Good morning. Windy is correct, I could not grow this
plant outside, since I live in NorCal and it gets to darn cold up here.
However, I am now curious about Windy's description of
the leaves. On my plant the emerging leaves are delicate,
the mature leaves are like cardboard and fairly
I keep this plant in a greenhouse and let it moderately dry
out between watering. I rarely water during the Winter. I made the mistake
of getting the spadix wet
and it rotted before it had a chance to mature, not to bright on my part. With a
little cinnamon I was able to stop
I guess I will have to wait for another spadix to 100 % ID
this one.

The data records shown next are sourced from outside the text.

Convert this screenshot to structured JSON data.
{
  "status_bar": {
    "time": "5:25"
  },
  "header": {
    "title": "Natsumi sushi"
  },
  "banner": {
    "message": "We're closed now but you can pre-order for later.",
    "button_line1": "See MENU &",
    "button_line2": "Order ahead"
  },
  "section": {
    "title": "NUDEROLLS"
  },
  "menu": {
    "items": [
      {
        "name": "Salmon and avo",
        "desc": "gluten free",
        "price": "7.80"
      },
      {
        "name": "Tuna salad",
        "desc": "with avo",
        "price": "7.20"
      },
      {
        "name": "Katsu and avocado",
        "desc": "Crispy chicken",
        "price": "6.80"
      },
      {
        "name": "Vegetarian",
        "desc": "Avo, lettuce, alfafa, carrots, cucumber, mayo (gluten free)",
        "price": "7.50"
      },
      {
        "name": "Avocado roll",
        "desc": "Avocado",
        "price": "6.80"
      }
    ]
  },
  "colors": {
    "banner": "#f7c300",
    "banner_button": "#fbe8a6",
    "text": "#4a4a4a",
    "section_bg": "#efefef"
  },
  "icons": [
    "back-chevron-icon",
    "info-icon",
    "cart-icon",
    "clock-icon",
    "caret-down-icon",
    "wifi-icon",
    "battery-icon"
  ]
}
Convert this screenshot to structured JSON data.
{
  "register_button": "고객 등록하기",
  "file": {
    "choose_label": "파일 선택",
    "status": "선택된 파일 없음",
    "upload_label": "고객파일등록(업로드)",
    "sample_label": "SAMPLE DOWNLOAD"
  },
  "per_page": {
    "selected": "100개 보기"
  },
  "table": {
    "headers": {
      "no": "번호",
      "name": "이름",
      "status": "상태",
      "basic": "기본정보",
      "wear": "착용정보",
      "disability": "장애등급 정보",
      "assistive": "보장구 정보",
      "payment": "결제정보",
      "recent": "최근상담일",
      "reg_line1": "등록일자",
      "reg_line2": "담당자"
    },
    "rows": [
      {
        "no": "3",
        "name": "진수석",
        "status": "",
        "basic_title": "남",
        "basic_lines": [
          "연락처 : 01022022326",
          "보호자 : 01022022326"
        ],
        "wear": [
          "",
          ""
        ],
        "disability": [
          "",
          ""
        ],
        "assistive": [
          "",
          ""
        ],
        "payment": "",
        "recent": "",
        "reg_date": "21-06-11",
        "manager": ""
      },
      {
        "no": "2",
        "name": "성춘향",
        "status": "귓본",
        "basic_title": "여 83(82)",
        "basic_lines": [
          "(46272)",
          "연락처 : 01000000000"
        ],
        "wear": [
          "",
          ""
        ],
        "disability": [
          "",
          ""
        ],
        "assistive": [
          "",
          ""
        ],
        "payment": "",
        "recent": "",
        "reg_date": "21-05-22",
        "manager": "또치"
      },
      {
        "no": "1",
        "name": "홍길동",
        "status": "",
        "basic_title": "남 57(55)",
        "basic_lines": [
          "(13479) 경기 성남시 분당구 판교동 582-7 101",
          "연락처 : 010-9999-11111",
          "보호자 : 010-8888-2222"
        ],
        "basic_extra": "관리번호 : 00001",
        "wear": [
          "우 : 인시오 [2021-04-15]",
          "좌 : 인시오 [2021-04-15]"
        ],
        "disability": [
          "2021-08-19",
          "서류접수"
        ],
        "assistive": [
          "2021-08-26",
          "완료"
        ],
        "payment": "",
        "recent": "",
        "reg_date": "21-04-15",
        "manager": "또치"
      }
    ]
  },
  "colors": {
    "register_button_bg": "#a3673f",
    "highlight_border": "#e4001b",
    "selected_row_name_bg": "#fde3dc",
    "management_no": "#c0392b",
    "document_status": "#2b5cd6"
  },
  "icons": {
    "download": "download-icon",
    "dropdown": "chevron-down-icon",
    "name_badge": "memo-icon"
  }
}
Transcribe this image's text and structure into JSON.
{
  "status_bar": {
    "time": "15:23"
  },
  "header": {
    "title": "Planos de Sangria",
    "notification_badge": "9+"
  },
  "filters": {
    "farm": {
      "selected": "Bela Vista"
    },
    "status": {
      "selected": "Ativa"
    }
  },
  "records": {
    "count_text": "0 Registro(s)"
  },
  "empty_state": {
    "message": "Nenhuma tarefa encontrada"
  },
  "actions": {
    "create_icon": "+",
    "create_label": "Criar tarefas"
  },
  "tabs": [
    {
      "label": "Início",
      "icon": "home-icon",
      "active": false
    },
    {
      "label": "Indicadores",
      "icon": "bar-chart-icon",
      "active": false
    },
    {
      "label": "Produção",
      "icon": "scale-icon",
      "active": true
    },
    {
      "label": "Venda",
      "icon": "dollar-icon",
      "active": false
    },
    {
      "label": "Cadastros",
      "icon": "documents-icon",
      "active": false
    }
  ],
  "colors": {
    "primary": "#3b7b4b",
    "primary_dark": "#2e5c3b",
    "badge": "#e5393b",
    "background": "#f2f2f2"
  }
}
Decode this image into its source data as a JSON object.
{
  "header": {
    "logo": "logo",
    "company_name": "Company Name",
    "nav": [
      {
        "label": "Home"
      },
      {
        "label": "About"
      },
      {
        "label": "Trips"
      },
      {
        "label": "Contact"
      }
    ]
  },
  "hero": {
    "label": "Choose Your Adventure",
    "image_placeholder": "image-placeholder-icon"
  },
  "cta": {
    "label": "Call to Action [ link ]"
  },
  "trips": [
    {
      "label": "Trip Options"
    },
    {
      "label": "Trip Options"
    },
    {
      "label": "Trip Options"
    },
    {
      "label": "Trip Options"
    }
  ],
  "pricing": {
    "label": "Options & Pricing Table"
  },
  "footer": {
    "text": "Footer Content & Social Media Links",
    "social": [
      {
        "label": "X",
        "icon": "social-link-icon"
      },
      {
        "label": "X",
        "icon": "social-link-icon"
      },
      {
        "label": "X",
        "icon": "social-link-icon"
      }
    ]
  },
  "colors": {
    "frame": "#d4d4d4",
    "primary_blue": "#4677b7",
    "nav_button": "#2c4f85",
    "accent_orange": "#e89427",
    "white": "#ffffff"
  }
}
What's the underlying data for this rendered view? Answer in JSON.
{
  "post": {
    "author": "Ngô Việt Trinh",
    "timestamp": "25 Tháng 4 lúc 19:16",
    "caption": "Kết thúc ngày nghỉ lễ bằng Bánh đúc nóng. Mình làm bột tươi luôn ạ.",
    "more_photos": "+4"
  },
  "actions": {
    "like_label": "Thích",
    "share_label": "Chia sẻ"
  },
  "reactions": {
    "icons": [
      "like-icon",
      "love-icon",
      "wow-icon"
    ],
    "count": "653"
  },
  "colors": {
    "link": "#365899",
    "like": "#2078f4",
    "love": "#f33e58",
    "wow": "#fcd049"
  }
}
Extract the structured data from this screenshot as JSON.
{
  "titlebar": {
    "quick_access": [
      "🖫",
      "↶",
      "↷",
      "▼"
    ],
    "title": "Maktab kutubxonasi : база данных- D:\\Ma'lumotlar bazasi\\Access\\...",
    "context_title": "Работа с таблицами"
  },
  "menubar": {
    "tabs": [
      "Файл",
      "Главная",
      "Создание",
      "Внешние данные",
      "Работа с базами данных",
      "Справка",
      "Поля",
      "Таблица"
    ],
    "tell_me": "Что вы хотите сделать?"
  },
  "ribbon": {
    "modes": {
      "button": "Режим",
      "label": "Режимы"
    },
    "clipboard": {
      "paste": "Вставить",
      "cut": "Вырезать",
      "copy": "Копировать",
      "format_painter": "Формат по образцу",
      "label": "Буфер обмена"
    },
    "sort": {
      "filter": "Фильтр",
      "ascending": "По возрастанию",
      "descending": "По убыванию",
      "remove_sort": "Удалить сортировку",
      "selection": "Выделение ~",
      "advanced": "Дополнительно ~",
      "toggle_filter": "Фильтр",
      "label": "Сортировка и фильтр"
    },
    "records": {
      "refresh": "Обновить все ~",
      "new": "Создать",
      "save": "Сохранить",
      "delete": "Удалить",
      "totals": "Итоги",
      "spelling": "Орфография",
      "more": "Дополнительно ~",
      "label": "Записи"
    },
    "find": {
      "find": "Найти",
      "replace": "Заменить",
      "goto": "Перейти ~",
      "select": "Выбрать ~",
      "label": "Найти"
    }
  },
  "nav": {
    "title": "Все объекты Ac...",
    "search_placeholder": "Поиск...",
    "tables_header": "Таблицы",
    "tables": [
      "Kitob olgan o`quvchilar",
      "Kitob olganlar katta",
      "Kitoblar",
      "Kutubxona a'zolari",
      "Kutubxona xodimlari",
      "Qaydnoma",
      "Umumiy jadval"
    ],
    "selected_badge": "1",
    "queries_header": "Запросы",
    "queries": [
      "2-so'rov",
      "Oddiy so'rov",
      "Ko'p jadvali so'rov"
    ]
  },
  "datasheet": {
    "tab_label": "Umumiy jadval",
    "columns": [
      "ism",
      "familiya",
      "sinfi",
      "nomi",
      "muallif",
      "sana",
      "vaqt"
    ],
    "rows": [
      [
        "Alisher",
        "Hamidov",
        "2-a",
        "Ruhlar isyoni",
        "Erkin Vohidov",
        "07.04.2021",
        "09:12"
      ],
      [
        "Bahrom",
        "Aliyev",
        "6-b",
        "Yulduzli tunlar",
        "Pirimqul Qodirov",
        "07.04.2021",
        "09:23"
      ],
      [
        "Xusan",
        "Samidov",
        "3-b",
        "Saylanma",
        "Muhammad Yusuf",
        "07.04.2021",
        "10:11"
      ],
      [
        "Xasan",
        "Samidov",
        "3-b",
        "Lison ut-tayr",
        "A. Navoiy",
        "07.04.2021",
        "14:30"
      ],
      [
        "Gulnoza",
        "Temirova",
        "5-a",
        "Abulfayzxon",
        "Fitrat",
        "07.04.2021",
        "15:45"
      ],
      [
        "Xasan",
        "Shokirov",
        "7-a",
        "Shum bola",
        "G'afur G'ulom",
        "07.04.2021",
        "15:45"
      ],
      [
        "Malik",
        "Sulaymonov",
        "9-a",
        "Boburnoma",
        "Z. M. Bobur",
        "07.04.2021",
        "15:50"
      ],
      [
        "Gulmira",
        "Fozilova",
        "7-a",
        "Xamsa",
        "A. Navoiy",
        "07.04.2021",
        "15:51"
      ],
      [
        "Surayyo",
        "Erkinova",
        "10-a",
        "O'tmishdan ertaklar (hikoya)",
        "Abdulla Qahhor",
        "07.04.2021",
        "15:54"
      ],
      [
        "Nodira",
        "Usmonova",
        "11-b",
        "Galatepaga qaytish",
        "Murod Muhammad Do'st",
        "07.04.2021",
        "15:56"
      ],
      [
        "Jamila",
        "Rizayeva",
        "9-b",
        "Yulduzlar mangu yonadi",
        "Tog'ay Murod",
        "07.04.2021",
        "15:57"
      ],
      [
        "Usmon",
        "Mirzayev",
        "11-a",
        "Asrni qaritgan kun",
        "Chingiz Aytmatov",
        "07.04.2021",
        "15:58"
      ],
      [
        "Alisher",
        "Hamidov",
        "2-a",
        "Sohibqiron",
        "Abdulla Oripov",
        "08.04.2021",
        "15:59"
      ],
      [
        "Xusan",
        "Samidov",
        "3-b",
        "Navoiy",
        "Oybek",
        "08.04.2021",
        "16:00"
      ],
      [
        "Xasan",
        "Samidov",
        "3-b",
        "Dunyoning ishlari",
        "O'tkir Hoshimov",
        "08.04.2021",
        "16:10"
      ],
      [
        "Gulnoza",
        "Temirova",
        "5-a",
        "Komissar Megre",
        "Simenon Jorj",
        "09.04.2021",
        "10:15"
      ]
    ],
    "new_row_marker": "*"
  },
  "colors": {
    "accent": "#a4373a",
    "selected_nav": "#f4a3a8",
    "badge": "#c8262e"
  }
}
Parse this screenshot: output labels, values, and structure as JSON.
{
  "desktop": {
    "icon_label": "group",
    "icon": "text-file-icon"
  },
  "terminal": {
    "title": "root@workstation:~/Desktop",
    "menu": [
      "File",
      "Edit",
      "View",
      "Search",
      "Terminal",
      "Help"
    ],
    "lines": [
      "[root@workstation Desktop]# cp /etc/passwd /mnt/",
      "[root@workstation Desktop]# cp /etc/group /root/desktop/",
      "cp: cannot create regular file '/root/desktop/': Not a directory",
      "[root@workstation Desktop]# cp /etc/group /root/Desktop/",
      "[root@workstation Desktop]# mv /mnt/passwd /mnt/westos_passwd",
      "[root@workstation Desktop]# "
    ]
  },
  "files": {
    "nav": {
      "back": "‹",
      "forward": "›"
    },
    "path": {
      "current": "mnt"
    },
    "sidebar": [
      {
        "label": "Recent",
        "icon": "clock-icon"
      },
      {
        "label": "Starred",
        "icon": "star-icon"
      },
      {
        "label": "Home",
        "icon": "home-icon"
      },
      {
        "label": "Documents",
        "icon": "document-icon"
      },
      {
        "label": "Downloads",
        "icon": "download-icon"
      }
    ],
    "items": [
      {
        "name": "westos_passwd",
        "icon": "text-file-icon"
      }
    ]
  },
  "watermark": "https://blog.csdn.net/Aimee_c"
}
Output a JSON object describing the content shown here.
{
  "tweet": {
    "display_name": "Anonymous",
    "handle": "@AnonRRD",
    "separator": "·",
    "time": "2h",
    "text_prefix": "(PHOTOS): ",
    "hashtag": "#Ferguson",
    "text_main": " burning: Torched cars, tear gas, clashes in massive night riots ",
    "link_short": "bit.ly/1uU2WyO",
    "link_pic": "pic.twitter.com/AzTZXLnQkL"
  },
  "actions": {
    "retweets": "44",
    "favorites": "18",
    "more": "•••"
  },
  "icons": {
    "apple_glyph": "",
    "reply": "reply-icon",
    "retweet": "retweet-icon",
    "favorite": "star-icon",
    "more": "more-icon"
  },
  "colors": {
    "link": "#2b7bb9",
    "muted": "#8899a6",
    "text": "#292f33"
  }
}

Thank you to everyone for the information and
Yes, this plant does cause 'chicken skin'. I
had another image of it next to the curator, but wasn't sure if I should use his
image. To see it next to a tall man made it even more
The Huntington grows it inside a climate controlled
greenhouse. I'm not sure as to how well it would survive or thrive in the
open without the humidity. I think this species may come from a wet area
in nature, by the looks of the spath that it presented. It's flower
shape was one where the spath acts as an umbrella to protect the spadix
from becoming wet during a rain. I can tell you though, this plant has
extremely thin leaves that rip, tear and bruise easily. I had dreams of
planting one outside in the landscaping, but after growing it for a while I
don't think it would look as spectacular with it's blades shredded.
If you get a chance to pick one up, try it as a
houseplant, if your greenhouse is too tight.
If you are still located in SOCA, head over to
the Huntington for the day. They have recently built a
tremendous conservatory with bevy of aroids and other beautiful plants, and
it turned out spectacular to say the least!